(Collected data)
= Beginning of Section =
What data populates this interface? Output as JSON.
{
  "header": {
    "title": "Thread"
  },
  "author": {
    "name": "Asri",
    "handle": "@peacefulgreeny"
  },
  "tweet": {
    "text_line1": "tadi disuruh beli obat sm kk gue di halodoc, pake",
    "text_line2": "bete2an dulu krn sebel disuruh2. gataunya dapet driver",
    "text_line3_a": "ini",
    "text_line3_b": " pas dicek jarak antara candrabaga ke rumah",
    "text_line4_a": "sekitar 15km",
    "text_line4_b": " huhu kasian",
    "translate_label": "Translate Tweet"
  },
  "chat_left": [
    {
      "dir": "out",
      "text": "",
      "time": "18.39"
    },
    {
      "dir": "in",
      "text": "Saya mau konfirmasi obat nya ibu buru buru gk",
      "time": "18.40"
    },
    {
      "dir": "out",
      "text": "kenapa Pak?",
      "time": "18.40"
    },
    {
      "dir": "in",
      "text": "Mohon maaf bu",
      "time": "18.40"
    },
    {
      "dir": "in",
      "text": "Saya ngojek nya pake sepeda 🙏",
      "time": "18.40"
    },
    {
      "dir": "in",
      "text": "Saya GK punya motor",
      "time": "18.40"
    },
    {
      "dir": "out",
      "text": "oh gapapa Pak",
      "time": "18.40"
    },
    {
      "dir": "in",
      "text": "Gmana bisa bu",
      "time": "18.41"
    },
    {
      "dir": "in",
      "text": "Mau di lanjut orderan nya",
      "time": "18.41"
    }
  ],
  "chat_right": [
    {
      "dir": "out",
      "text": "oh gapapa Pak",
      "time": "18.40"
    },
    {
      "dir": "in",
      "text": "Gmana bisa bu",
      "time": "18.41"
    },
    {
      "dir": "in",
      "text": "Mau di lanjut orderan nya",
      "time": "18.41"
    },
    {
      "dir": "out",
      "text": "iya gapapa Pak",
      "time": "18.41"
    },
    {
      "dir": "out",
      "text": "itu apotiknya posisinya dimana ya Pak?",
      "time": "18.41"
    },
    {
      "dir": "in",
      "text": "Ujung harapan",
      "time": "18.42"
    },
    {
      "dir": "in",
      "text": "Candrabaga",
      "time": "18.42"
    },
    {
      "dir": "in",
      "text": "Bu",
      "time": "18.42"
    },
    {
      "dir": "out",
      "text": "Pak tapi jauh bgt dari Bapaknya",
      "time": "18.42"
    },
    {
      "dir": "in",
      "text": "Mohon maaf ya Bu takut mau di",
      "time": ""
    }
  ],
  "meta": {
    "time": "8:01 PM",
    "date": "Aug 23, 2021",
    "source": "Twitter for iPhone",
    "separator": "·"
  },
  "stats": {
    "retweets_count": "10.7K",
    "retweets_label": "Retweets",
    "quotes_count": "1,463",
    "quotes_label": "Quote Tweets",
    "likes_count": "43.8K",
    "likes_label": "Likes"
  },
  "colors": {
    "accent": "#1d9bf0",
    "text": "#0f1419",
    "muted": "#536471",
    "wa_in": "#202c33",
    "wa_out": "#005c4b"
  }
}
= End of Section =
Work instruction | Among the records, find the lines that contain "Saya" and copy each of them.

Solution for this exercise |
      "text": "Saya mau konfirmasi obat nya ibu buru buru gk",
      "text": "Saya ngojek nya pake sepeda 🙏",
      "text": "Saya GK punya motor",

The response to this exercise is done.